  • Substrate: Use a fine-grained substrate like sand or small gravel to create a soft and natural-looking bottom. Shrimp often forage and dig in the substrate, so avoid sharp or abrasive materials that could harm them.
  • Hiding Places: Provide plenty of hiding spots for the shrimp. Driftwood, rocks, caves, and plants can offer refuge for both plecos and shrimp. Plecos are known for their affinity for caves and crevices, which can double as hiding spots for shrimp. Ensure that the hiding places have multiple entrances and exits so that the shrimp don’t get trapped.
  • Plants: Live plants not only enhance the aesthetics of the aquarium but also serve as hiding places and provide the shrimp with surfaces to graze on. Low-light and hardy plants like Java Moss, Java Fern, and Anubias are good choices.
  • Water Parameters: Maintain stable and suitable water parameters for both species. Plecos typically prefer slightly acidic to neutral water with a pH range of 6.5 to 7.5, while shrimp, such as Cherry Shrimp or Crystal Red Shrimp, thrive in similar conditions. Ensure the water temperature is within a comfortable range for both.
  • Filtration: Use a good-quality filtration system to maintain water quality. While plecos are relatively hardy, shrimp are more sensitive to water quality, so regular water changes and adequate filtration are essential.
  • Diet: Feed both plecos and shrimp with appropriate foods. Plecos primarily eat algae and plant matter, so provide algae wafers and fresh vegetables like zucchini. Shrimp are scavengers and will graze on detritus and algae. Consider specialized shrimp pellets as well as occasional blanched vegetables.
  • Compatibility: Choose pleco species that are not overly aggressive or too large for the size of the tank and the shrimp. Smaller pleco species like Bristlenose Plecos (Ancistrus sp.) are often a better choice for community tanks with shrimp.
  • Observation: Regularly monitor the behavior of both plecos and shrimp. If you notice any signs of aggression or predation, such as nipped fins on shrimp, it may be necessary to rearrange the tank or provide additional hiding spots.
  • Quarantine: When introducing new plecos or shrimp to the tank, optionally quarantine them first to prevent the potential introduction of diseases. This is especially important for shrimp, which can be more sensitive to water quality and diseases.
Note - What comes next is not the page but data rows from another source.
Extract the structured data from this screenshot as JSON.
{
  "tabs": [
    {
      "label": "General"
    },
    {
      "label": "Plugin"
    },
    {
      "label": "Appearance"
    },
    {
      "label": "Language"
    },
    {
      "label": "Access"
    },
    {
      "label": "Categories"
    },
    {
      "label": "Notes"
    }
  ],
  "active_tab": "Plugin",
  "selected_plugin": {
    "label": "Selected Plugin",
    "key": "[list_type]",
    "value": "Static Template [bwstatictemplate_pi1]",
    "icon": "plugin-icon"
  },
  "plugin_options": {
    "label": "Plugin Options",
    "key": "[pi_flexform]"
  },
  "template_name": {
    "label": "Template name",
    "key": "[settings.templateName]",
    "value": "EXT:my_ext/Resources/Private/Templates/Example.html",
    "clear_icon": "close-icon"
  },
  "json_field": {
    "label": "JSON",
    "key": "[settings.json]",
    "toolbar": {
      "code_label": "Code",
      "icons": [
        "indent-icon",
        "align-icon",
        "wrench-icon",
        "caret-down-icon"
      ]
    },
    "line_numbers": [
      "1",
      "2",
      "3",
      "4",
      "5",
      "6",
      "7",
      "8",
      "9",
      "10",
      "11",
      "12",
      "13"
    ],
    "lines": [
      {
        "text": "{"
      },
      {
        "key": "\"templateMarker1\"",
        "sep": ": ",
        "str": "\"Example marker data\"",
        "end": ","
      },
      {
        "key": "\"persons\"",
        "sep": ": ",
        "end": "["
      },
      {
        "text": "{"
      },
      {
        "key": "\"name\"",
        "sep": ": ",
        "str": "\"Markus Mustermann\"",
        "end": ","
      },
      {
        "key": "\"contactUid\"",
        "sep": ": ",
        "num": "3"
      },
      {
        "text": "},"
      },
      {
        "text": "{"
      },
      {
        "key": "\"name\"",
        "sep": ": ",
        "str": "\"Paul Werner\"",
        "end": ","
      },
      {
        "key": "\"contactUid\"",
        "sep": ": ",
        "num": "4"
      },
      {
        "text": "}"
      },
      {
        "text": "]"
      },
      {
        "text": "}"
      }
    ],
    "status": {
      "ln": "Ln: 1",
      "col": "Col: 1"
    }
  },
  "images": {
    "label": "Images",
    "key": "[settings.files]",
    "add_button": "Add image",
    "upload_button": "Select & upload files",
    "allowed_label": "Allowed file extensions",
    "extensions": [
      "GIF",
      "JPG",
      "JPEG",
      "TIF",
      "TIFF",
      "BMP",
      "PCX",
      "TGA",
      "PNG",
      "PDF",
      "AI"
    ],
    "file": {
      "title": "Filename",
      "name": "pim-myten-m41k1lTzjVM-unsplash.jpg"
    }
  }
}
By following these guidelines and creating a suitable environment that meets the needs of both plecos and shrimp, you can create a harmonious and visually appealing aquarium that allows both species to thrive together.


In conclusion, setting up an aquarium to accommodate both plecos and shrimp can be a rewarding endeavor, offering the opportunity to create a visually captivating and balanced ecosystem within the confines of your tank. Careful attention to tank size, substrate, hiding places, water parameters, and compatible species is essential to ensure the well-being of both plecos and shrimp. However, a common question that often arises when considering this combination is, “Will plecos eat shrimp?”

The answer to this question is not a straightforward yes or no but rather a nuanced consideration of various factors. While plecos are primarily herbivorous and not typically inclined to prey on shrimp, the potential for plecos to eat shrimp can depend on the individual behavior of the pleco, the size of the pleco species, and the availability of hiding places for the shrimp. Therefore, it’s vital to carefully assess these factors and provide a well-designed tank that fosters a peaceful coexistence between these two aquatic inhabitants.

In summary, with proper planning and attention to the unique needs of both plecos and shrimp, it is indeed possible to create an aquarium that accommodates both species harmoniously, ensuring that plecos will not eat shrimp or pose a threat to their peaceful existence.